The number of patients facing long waits for NHS care in Wales has risen, according to new figures.
Waiting lists for NHS treatment have grown in Wales
The statistics include 465 people who declined an offer to travel elsewhere for treatment.
The Conservatives called for an explanation of why patients are turning down the Labour-run assembly government's "second offer" option.
The assembly government said it was focused on cutting waiting times rather than waiting lists.
The latest monthly figures show the number of patients waiting more than 18 months for an in-patient or day case appointment rose by 2.5% in July to 1,483.
But 465 patients had been offered treatment under the terms of the second offer scheme but had declined.
If those people were excluded, the figures would show a 9.9% decrease, according to the assembly government.
The figures also showed that the number of patients waiting over 18 months for a first outpatient appointment has also risen, by 1.1 % to 7,186.
There are still no patients waiting more than 10 months for cardiac surgery.
Conservative health spokesman Jonathan Morgan said he wanted to know why patients were declining second offers of treatment - a scheme offering treatment elsewhere in Wales or in England.
He said: "Many patients who have been waiting more than 18 months for treatment are very often unable to travel.
"Second offers of treatment often happen in England meaning both the patient and relatives must travel considerable distances, sometimes for many months."
Plaid Cymru health spokesman Rhodri Glyn Thomas said the figures showed Labour was "nowhere near" reaching its waiting list targets.
He said: "I regularly receive letters from my constituents describing the long waits they have for hospital treatment."
The assembly government said: "It is the established policy of the Welsh Assembly Government to focus on waiting times and not waiting lists.

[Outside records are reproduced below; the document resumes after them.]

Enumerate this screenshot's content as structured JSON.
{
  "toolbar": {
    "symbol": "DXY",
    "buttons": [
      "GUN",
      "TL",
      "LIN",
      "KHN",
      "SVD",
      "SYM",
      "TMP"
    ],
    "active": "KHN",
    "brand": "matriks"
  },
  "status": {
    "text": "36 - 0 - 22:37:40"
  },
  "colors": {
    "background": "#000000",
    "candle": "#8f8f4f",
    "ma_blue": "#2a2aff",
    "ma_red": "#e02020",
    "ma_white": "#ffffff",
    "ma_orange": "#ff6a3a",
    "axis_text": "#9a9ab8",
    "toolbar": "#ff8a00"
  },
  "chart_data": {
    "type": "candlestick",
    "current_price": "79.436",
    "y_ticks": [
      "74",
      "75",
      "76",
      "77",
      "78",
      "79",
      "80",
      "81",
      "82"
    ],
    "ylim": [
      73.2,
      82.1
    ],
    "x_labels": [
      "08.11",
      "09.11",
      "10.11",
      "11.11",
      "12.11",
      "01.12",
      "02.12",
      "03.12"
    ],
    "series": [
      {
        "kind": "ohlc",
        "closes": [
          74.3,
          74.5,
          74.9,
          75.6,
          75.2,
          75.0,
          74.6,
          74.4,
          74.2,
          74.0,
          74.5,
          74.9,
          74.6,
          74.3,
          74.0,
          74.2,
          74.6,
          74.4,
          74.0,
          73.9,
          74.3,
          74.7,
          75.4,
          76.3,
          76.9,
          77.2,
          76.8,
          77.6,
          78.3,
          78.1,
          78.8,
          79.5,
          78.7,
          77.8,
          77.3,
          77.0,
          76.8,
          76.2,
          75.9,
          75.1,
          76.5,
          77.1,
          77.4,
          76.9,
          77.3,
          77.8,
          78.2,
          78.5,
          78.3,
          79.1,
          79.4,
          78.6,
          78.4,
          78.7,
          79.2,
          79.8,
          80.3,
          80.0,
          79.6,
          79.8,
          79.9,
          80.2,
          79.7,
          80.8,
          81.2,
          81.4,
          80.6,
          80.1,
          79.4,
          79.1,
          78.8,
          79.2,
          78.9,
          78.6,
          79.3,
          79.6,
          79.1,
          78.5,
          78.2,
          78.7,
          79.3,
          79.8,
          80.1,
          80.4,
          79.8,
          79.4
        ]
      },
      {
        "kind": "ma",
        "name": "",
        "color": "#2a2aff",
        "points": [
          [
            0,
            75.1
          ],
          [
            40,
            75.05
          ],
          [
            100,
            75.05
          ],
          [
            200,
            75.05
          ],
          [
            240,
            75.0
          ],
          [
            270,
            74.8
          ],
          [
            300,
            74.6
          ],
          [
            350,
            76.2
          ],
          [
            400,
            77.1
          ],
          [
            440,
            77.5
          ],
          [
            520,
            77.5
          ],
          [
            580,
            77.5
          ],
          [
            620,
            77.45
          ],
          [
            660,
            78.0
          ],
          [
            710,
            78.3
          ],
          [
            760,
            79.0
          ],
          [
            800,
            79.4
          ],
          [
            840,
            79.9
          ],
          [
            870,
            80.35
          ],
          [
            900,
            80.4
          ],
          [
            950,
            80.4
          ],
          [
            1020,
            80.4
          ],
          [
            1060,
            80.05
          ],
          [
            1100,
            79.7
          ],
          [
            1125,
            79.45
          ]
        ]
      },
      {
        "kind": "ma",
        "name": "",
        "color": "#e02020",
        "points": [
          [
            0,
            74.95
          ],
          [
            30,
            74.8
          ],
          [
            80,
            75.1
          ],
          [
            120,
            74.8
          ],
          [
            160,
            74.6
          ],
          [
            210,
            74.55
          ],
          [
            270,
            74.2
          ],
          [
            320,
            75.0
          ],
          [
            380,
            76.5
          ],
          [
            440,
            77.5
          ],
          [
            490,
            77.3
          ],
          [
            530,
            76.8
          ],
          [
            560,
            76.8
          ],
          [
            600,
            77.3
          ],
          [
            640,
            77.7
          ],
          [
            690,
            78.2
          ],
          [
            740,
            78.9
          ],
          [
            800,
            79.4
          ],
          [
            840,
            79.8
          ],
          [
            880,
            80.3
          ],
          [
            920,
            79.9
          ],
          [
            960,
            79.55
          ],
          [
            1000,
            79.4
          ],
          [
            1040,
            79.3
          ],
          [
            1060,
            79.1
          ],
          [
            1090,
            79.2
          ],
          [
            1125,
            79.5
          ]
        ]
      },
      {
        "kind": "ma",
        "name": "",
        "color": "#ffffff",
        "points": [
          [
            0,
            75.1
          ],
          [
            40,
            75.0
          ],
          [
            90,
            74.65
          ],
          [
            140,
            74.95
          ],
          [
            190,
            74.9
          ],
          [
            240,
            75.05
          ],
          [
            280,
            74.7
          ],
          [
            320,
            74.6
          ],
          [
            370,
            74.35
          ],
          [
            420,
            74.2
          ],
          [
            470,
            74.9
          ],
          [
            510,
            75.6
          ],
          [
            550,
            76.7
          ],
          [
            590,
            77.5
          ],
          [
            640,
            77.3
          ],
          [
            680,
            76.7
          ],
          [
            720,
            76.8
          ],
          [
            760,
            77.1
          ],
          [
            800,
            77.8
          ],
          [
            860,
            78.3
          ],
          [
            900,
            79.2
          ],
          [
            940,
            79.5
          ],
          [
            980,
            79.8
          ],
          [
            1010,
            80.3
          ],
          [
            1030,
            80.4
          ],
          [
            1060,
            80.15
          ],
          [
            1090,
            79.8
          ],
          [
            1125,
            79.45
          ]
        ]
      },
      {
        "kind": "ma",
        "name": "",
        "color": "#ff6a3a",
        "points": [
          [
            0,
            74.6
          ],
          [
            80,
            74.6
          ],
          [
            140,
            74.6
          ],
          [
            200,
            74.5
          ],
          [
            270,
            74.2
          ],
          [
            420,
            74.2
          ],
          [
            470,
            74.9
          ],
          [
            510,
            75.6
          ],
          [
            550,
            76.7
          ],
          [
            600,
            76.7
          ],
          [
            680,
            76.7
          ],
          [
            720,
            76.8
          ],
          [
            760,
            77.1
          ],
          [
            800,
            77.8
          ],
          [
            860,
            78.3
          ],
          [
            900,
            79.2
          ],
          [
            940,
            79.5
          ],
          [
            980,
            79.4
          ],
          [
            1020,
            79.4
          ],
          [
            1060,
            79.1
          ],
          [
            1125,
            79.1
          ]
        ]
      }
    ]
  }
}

"The number of people waiting matters less than the length of time, which any patient has to wait for treatment.
"Since July last year there has been a major reduction on the number of patients waiting more than 18 months for in-patient or day case surgery. It has fallen by nearly 3,000 to 1,483.
"Of those patients waiting over 18 months for their treatment, 465 have elected to remain to have their treatment at their local hospital."